In today’s business and nonprofit worlds, it is ever more important to properly and continually link your organization’s strategic vision to its overall tactical implementation. It has become especially critical because the tools and technologies are changing rapidly, while our expectations of work place capabilities are changing as well.
Here’s an example: If your strategy is for your organization to be “fully deployed,” meaning members of your organization are constantly out in the community interacting with your clients, your initial thought might be “we need to have a technical infrastructure capable of supporting those people.” Obvious topics of discussion are cloud-based information services, voice over IP phone systems, etc.
But that’s only the technical part of the solution.
You also need to re-evaluate your processes and examine how decisions can be made in a near real-time manner with a highly distributed organization. Your “front line” may only have asynchronous communication with your top-level decision makers. Therefore, there are additional questions that you need to ask of your organization. For example, do your processes push decisions as low as possible within your organization, or do your processes assume that everyone is within the same office area and that your senior staff can make decisions by simply walking down the hall?
You also have to consider issues such as recruitment and training. Your organization’s recruitment activities need to ensure that you are identifying and retaining individuals that can work in a distributed structure, that are self-starters, and who exhibit a high degree of self-discipline.
You need to think about how you are going to provide continuous training, not only for major efforts such as large programmatic activities, but also on ongoing organizational activities and tools. How are you going to incentivize them to ensure that they continue to develop their professional skills in an environment where you are only face-to-face once a week?
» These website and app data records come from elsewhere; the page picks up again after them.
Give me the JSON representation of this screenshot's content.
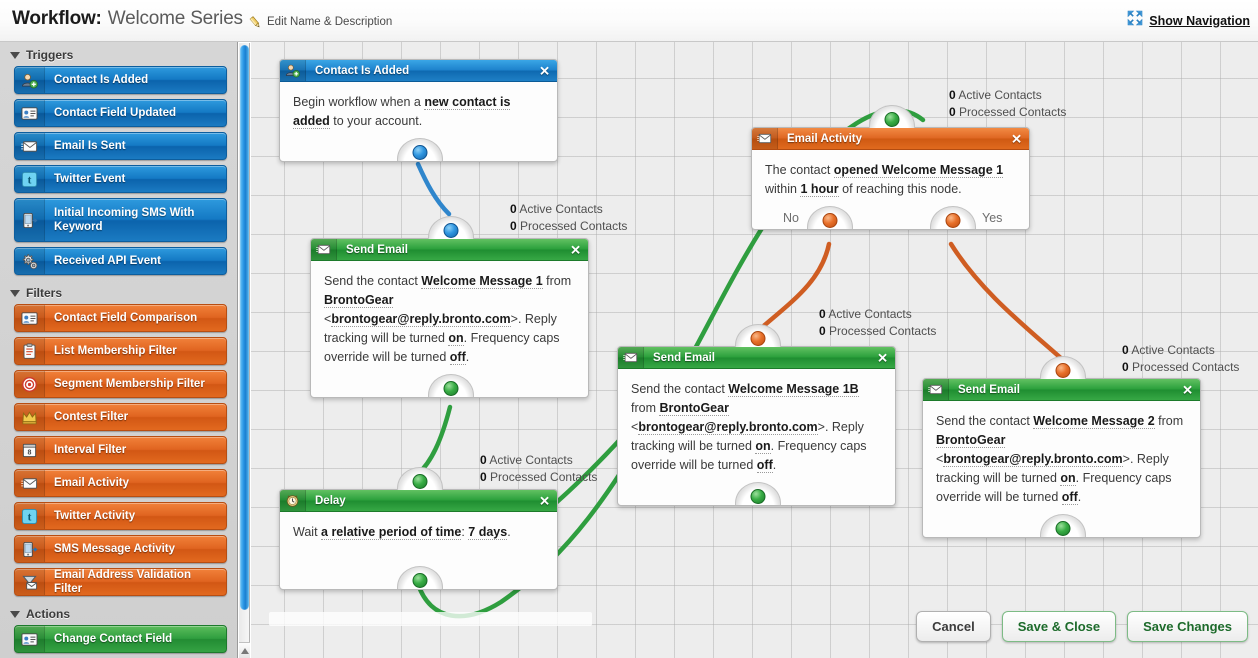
{
  "header": {
    "title_label": "Workflow:",
    "workflow_name": "Welcome Series",
    "edit_link": "Edit Name & Description",
    "edit_icon": "pencil-icon",
    "show_navigation": "Show Navigation",
    "show_navigation_icon": "collapse-arrows-icon"
  },
  "sidebar": {
    "groups": [
      {
        "label": "Triggers",
        "color": "#1479c4",
        "items": [
          {
            "label": "Contact Is Added",
            "icon": "contact-add-icon"
          },
          {
            "label": "Contact Field Updated",
            "icon": "contact-card-icon"
          },
          {
            "label": "Email Is Sent",
            "icon": "envelope-icon"
          },
          {
            "label": "Twitter Event",
            "icon": "twitter-icon"
          },
          {
            "label": "Initial Incoming SMS With Keyword",
            "icon": "sms-device-icon"
          },
          {
            "label": "Received API Event",
            "icon": "gears-icon"
          }
        ]
      },
      {
        "label": "Filters",
        "color": "#e06420",
        "items": [
          {
            "label": "Contact Field Comparison",
            "icon": "contact-card-icon"
          },
          {
            "label": "List Membership Filter",
            "icon": "clipboard-icon"
          },
          {
            "label": "Segment Membership Filter",
            "icon": "target-icon"
          },
          {
            "label": "Contest Filter",
            "icon": "crown-icon"
          },
          {
            "label": "Interval Filter",
            "icon": "calendar-icon"
          },
          {
            "label": "Email Activity",
            "icon": "envelope-icon"
          },
          {
            "label": "Twitter Activity",
            "icon": "twitter-icon"
          },
          {
            "label": "SMS Message Activity",
            "icon": "sms-device-icon"
          },
          {
            "label": "Email Address Validation Filter",
            "icon": "funnel-envelope-icon"
          }
        ]
      },
      {
        "label": "Actions",
        "color": "#2f9e3f",
        "items": [
          {
            "label": "Change Contact Field",
            "icon": "contact-card-icon"
          }
        ]
      }
    ]
  },
  "canvas": {
    "nodes": [
      {
        "id": "contact-is-added",
        "type": "trigger",
        "title": "Contact Is Added",
        "icon": "contact-add-icon",
        "close_icon": "close-icon",
        "body_parts": [
          {
            "t": "Begin workflow when a ",
            "b": false
          },
          {
            "t": "new contact is added",
            "b": true
          },
          {
            "t": " to your account.",
            "b": false
          }
        ]
      },
      {
        "id": "send-email-1",
        "type": "action",
        "title": "Send Email",
        "icon": "envelope-icon",
        "close_icon": "close-icon",
        "body_parts": [
          {
            "t": "Send the contact ",
            "b": false
          },
          {
            "t": "Welcome Message 1",
            "b": true
          },
          {
            "t": " from ",
            "b": false
          },
          {
            "t": "BrontoGear",
            "b": true
          },
          {
            "t": " <",
            "b": false
          },
          {
            "t": "brontogear@reply.bronto.com",
            "b": true
          },
          {
            "t": ">. Reply tracking will be turned ",
            "b": false
          },
          {
            "t": "on",
            "b": true
          },
          {
            "t": ". Frequency caps override will be turned ",
            "b": false
          },
          {
            "t": "off",
            "b": true
          },
          {
            "t": ".",
            "b": false
          }
        ]
      },
      {
        "id": "delay",
        "type": "action",
        "title": "Delay",
        "icon": "clock-icon",
        "close_icon": "close-icon",
        "body_parts": [
          {
            "t": "Wait ",
            "b": false
          },
          {
            "t": "a relative period of time",
            "b": true
          },
          {
            "t": ": ",
            "b": false
          },
          {
            "t": "7 days",
            "b": true
          },
          {
            "t": ".",
            "b": false
          }
        ]
      },
      {
        "id": "email-activity",
        "type": "filter",
        "title": "Email Activity",
        "icon": "envelope-icon",
        "close_icon": "close-icon",
        "body_parts": [
          {
            "t": "The contact ",
            "b": false
          },
          {
            "t": "opened Welcome Message 1",
            "b": true
          },
          {
            "t": " within ",
            "b": false
          },
          {
            "t": "1 hour",
            "b": true
          },
          {
            "t": " of reaching this node.",
            "b": false
          }
        ],
        "branch_no": "No",
        "branch_yes": "Yes"
      },
      {
        "id": "send-email-1b",
        "type": "action",
        "title": "Send Email",
        "icon": "envelope-icon",
        "close_icon": "close-icon",
        "body_parts": [
          {
            "t": "Send the contact ",
            "b": false
          },
          {
            "t": "Welcome Message 1B",
            "b": true
          },
          {
            "t": " from ",
            "b": false
          },
          {
            "t": "BrontoGear",
            "b": true
          },
          {
            "t": " <",
            "b": false
          },
          {
            "t": "brontogear@reply.bronto.com",
            "b": true
          },
          {
            "t": ">. Reply tracking will be turned ",
            "b": false
          },
          {
            "t": "on",
            "b": true
          },
          {
            "t": ". Frequency caps override will be turned ",
            "b": false
          },
          {
            "t": "off",
            "b": true
          },
          {
            "t": ".",
            "b": false
          }
        ]
      },
      {
        "id": "send-email-2",
        "type": "action",
        "title": "Send Email",
        "icon": "envelope-icon",
        "close_icon": "close-icon",
        "body_parts": [
          {
            "t": "Send the contact ",
            "b": false
          },
          {
            "t": "Welcome Message 2",
            "b": true
          },
          {
            "t": " from ",
            "b": false
          },
          {
            "t": "BrontoGear",
            "b": true
          },
          {
            "t": " <",
            "b": false
          },
          {
            "t": "brontogear@reply.bronto.com",
            "b": true
          },
          {
            "t": ">. Reply tracking will be turned ",
            "b": false
          },
          {
            "t": "on",
            "b": true
          },
          {
            "t": ". Frequency caps override will be turned ",
            "b": false
          },
          {
            "t": "off",
            "b": true
          },
          {
            "t": ".",
            "b": false
          }
        ]
      }
    ],
    "stats": [
      {
        "active_count": "0",
        "active_label": "Active Contacts",
        "processed_count": "0",
        "processed_label": "Processed Contacts"
      },
      {
        "active_count": "0",
        "active_label": "Active Contacts",
        "processed_count": "0",
        "processed_label": "Processed Contacts"
      },
      {
        "active_count": "0",
        "active_label": "Active Contacts",
        "processed_count": "0",
        "processed_label": "Processed Contacts"
      },
      {
        "active_count": "0",
        "active_label": "Active Contacts",
        "processed_count": "0",
        "processed_label": "Processed Contacts"
      },
      {
        "active_count": "0",
        "active_label": "Active Contacts",
        "processed_count": "0",
        "processed_label": "Processed Contacts"
      }
    ]
  },
  "footer": {
    "cancel": "Cancel",
    "save_close": "Save & Close",
    "save_changes": "Save Changes"
  },
  "colors": {
    "trigger_blue": "#1479c4",
    "filter_orange": "#e06420",
    "action_green": "#2f9e3f"
  }
}
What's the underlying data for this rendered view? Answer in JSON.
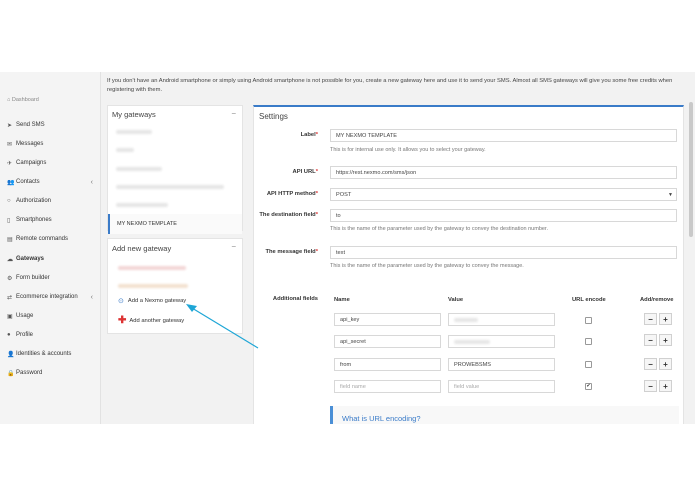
{
  "intro_text": "If you don't have an Android smartphone or simply using Android smartphone is not possible for you, create a new gateway here and use it to send your SMS. Almost all SMS gateways will give you some free credits when registering with them.",
  "sidebar": {
    "dashboard": "Dashboard",
    "items": [
      {
        "label": "Send SMS",
        "icon": "send-icon",
        "glyph": "➤"
      },
      {
        "label": "Messages",
        "icon": "envelope-icon",
        "glyph": "✉"
      },
      {
        "label": "Campaigns",
        "icon": "megaphone-icon",
        "glyph": "✈"
      },
      {
        "label": "Contacts",
        "icon": "users-icon",
        "glyph": "👥"
      },
      {
        "label": "Authorization",
        "icon": "check-circle-icon",
        "glyph": "○"
      },
      {
        "label": "Smartphones",
        "icon": "phone-icon",
        "glyph": "▯"
      },
      {
        "label": "Remote commands",
        "icon": "terminal-icon",
        "glyph": "▤"
      },
      {
        "label": "Gateways",
        "icon": "cloud-icon",
        "glyph": "☁"
      },
      {
        "label": "Form builder",
        "icon": "gears-icon",
        "glyph": "⚙"
      },
      {
        "label": "Ecommerce integration",
        "icon": "cart-icon",
        "glyph": "⇄"
      },
      {
        "label": "Usage",
        "icon": "chart-icon",
        "glyph": "▣"
      },
      {
        "label": "Profile",
        "icon": "user-icon",
        "glyph": "●"
      },
      {
        "label": "Identities & accounts",
        "icon": "id-card-icon",
        "glyph": "👤"
      },
      {
        "label": "Password",
        "icon": "lock-icon",
        "glyph": "🔒"
      }
    ]
  },
  "my_gateways": {
    "title": "My gateways",
    "collapse": "−",
    "active_item": "MY NEXMO TEMPLATE"
  },
  "add_gateway": {
    "title": "Add new gateway",
    "collapse": "−",
    "nexmo_label": "Add a Nexmo gateway",
    "another_label": "Add another gateway"
  },
  "settings": {
    "title": "Settings",
    "label_label": "Label",
    "label_value": "MY NEXMO TEMPLATE",
    "label_hint": "This is for internal use only. It allows you to select your gateway.",
    "api_url_label": "API URL",
    "api_url_value": "https://rest.nexmo.com/sms/json",
    "method_label": "API HTTP method",
    "method_value": "POST",
    "dest_label": "The destination field",
    "dest_value": "to",
    "dest_hint": "This is the name of the parameter used by the gateway to convey the destination number.",
    "msg_label": "The message field",
    "msg_value": "text",
    "msg_hint": "This is the name of the parameter used by the gateway to convey the message.",
    "additional_label": "Additional fields",
    "col_name": "Name",
    "col_value": "Value",
    "col_encode": "URL encode",
    "col_addremove": "Add/remove",
    "rows": [
      {
        "name": "api_key",
        "value": "",
        "encode": false
      },
      {
        "name": "api_secret",
        "value": "",
        "encode": false
      },
      {
        "name": "from",
        "value": "PROWEBSMS",
        "encode": false
      },
      {
        "name_placeholder": "field name",
        "value_placeholder": "field value",
        "encode": true
      }
    ],
    "minus": "−",
    "plus": "+",
    "info_title": "What is URL encoding?"
  },
  "accent_color": "#3a7bc8",
  "arrow_color": "#1ea6d6"
}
These tactical questions are connected directly to the success of your strategy. It does not matter if you have a three person organization, thirty people, or more than three hundred. This approach is valuable and necessary, and it is worth the time for your organization to sit down and start this conversation.
I say “start the conversation,” because frankly, for successful organizations, the conversation never ends. And of course, your goal is to become a continually successful organization.